Home may be a curious word to describe my practice, but after 13 years it feels right – it is a home. As doctors, the team members we work with in our office or hospital settings become our work families. There are days we spend more time caring for a sick child than we do seeing our own children, or cases that bring us together for more hours than we are with our spouses, partners or friends. And even in the moments we may physically be with our own families, often we are still available to our patients or our work family.
It is important we work hard to protect our personal relationships. Medicine isn’t an easy calling, and we have likely all lost relationships due to the demands of the job. I can recall rotations where I barely saw the light of day – and sometimes even then it was through a patients’ room window. The time we spend away from the things we love – people, nature, hobbies – can be both the cause and the effect of physician burnout.
And as with any family, there will be disagreements. But let us recognize and remember that heated debates arise from passion and from a will to do our best. And once the dust has settled, let us return to our seat at the table knowing we have much more in common than not: dedication to our patients, our profession and each other.

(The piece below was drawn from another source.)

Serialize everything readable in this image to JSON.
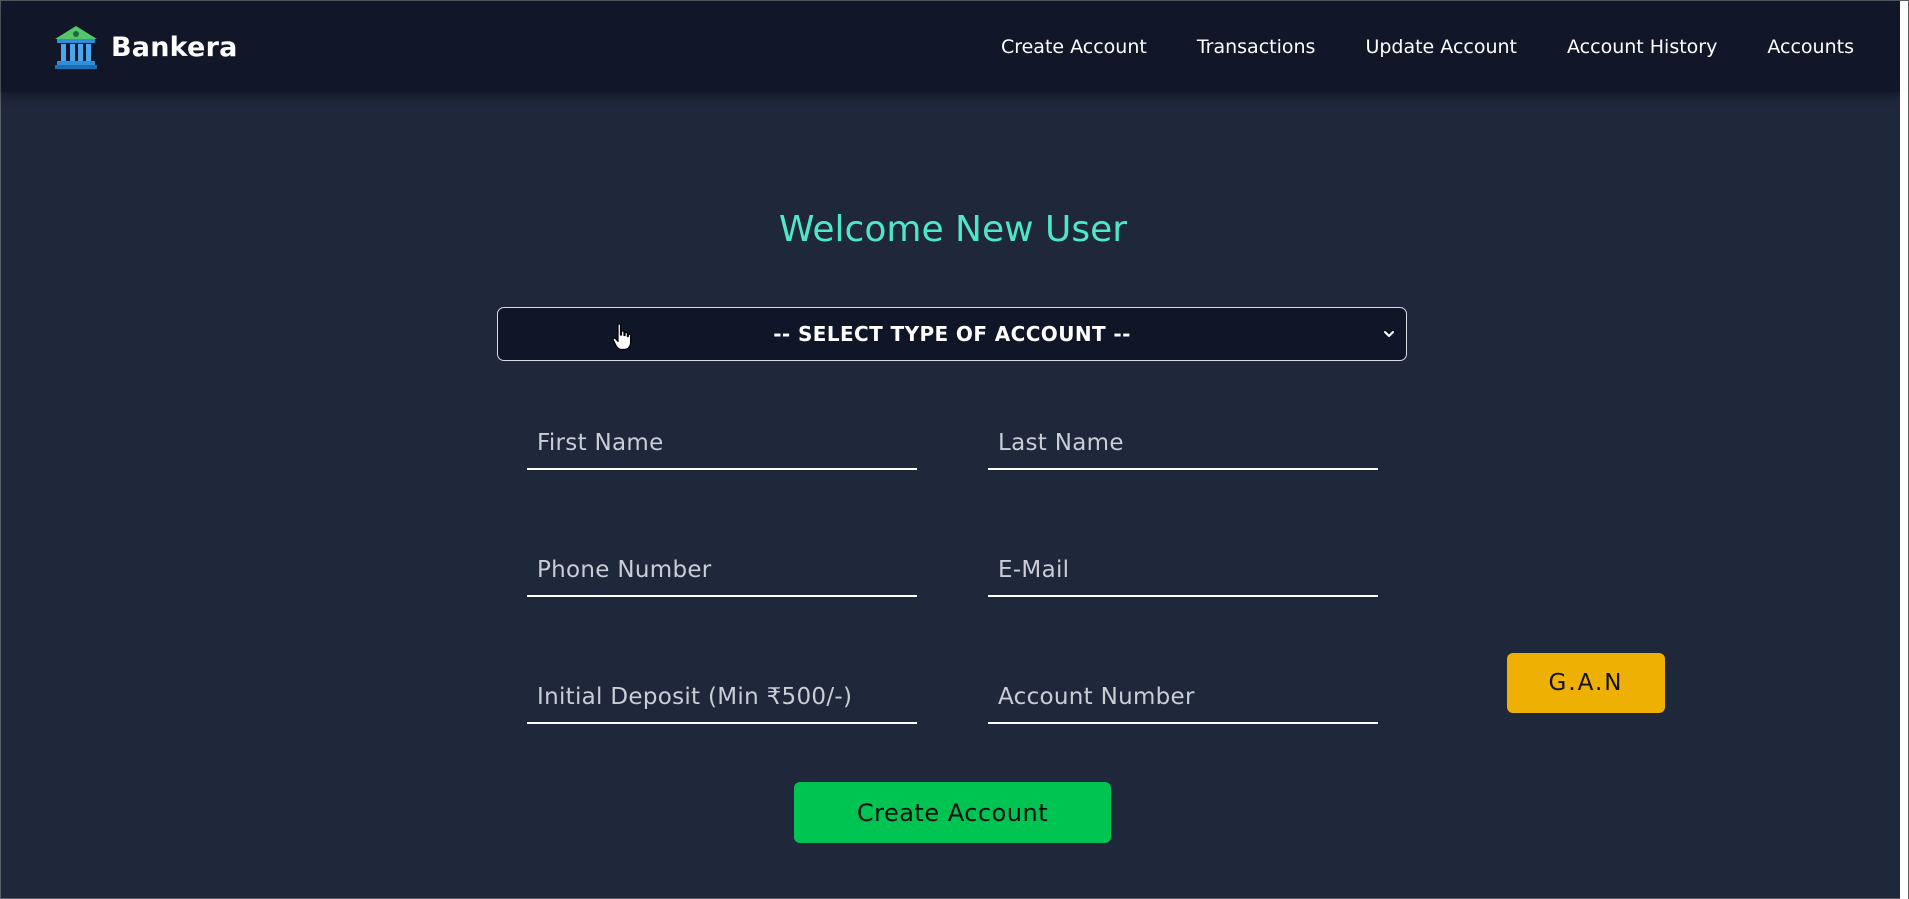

You can read more about this in my December BC Medical Journal President’s Comment.
I wish you and your family all the best for the holiday season, and look forward to an eventful 2019.